The Raspberry Pi computer’s purpose was to promote programming. But later, it began to gain popularity among amateur builders and enthusiasts for developing various applications such as robotics and security systems. So what is the difference between these two options, and which is better for kids: Arduino or Raspberry Pi?

  • An operating system is a must for the Raspberry Pi to work, unlike Arduino, which needs only firmware instructing the board about the tasks it needs to carry out.
  • The clock speed of Raspberry Pi is only 1.2 GHz as compared to Arduino’s 16 MHz. 
  • Raspberry Pi needs more current than Arduino. So Pi needs a power adapter even though USB powers both.
  • Raspberry Pi can suffer damages to hardware, software, or applications in the event of a power cut or interruption. But Arduino simply restarts without damage.
  • Arduino is open-source, so users can create their own Arduino board using their hardware and software files. But Raspberry Pi is not open-source.
  • Pi is ideal for complex electronic devices that can perform multiple functions. But Arduino is more suited for repetitive tasks. 

In conclusion, the right choice is to pick a tool like Arduino for kids.

Arduino Kit for Kids

Arduino offers many different options for microcontrollers – Arduino Uno, Arduino Nano, Arduino Leonardo, and Arduino Nano Every, to name a few. Beyond that, Arduino’s open-source feature allows for many other Arduino clones. 

For the best Arduino board for kids, users should opt for the most beginner-friendly option, the Arduino Uno R3. This microcontroller is available in all Arduino starter kits. 

However, for kids to start their Arduino adventure, they will need the following basic items:

  • Arduino board
  • Wiring (breadboard and jumper wires)
  • Laptop or computer with a USB port
  • Reliable internet connection

The next step is to be ready with the tools for the process:

  • Soldering iron (parental supervision is required)
  • Cutters and pliers 
  • Cardboard or plastic
  • A hot glue gun is the perfect glue tool for Arduino projects for kids. It helps to seal parts quickly and is easy to use on cardboard.
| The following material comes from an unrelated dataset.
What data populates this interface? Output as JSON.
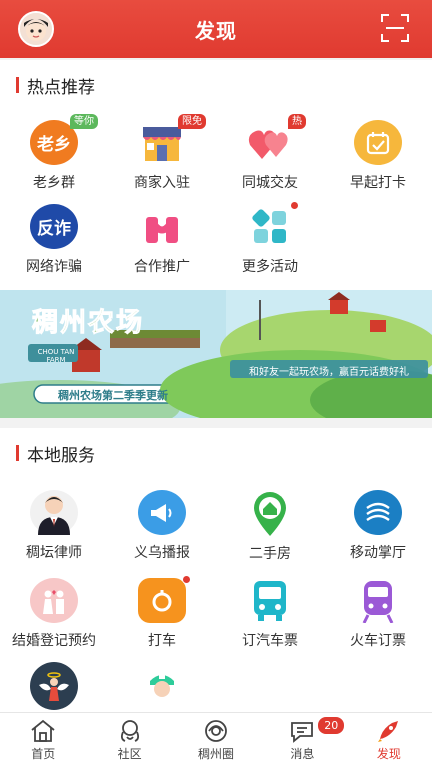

The next step is the most complicated: coding. Programming the code for your kid’s Arduino project will take the most effort in this entire process, but it is a requirement. Many sites provide coding services that will turn your concept into code.

Tip: The official Arduino Starter Kit for kids contains all the essentials required to create 15 projects. 
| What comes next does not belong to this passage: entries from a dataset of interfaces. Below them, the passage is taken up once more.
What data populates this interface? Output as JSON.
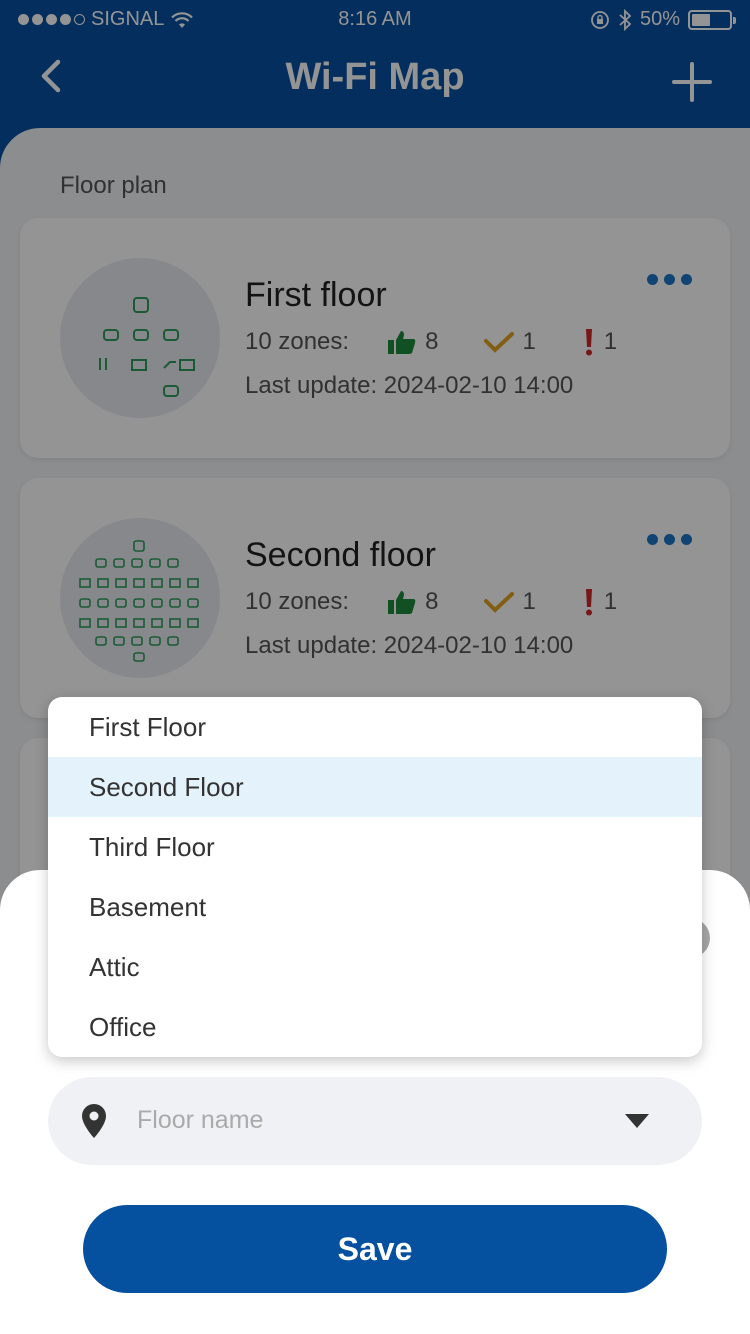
{
  "status_bar": {
    "carrier": "SIGNAL",
    "time": "8:16 AM",
    "battery": "50%",
    "battery_level": 0.5
  },
  "nav": {
    "title": "Wi-Fi Map",
    "back_icon": "chevron-left-icon",
    "add_icon": "plus-icon"
  },
  "floor_plan": {
    "section_label": "Floor plan",
    "cards": [
      {
        "title": "First floor",
        "zones_label": "10 zones:",
        "good": "8",
        "ok": "1",
        "warning": "1",
        "last_update": "Last update: 2024-02-10 14:00"
      },
      {
        "title": "Second floor",
        "zones_label": "10 zones:",
        "good": "8",
        "ok": "1",
        "warning": "1",
        "last_update": "Last update: 2024-02-10 14:00"
      }
    ]
  },
  "dropdown": {
    "options": [
      "First Floor",
      "Second Floor",
      "Third Floor",
      "Basement",
      "Attic",
      "Office"
    ],
    "selected": "Second Floor"
  },
  "sheet": {
    "floor_select_placeholder": "Floor name",
    "save_label": "Save"
  },
  "colors": {
    "brand": "#0650a0",
    "good": "#1e8a3c",
    "ok": "#e0a020",
    "warning": "#d02828",
    "selected_row": "#e4f3fb"
  }
}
Arduino Projects for Kids

Start slow and explore the platform and tools for the first few Arduino projects for kids. Begin with using breadboards to turn LEDs on and off with different sensors. A good option for an Arduino project for kids is an Arduino robot for kids.

Given below are some simple ideas for Arduino robots for kids:

  • Electronic Dice

Materials required:

  1. LEDs – 7
  2. Resistors – 7 (330 ohms)
  3. Jumper wires – 11
  4. Tactile switch/ motion sensor – 1
  5. Arduino (or an Arduino clone)

Steps:

  1. Jumper setup: plugin 7 of the 11 wires in digital plugs 2,4,5,6,7,8 of the breadboard
  2. Add resistors to the same column as the jumper wires. the resistor will need to connect the top gap to the bottom gap 
  3. Put 3 LEDs with their positive leads inserted into the holes side-by-side, 1 LED with “positive” leads long enough to skip one hole on the breadboard, and 3 others with leads that skip two holes in between.
  4. Add a momentary switch. For the motion sensor used, jump it to the top and use a piece of wire to connect it to the bottom.
  5. Connect the switch to the 3 volt port with a 270-ohm resistor
  6. Code: Numerous codes are available online for such a project. 

Conclusion

Keep in mind that this project idea is just one idea for an Arduino robot. There are hundreds of things you can create with these simple tools. The only limit here is imagination and your budget. You have all the information you require to explore the world of electronics with Arduino now. Use this knowledge to create your next big electronic project or robot with Arduino with your kids.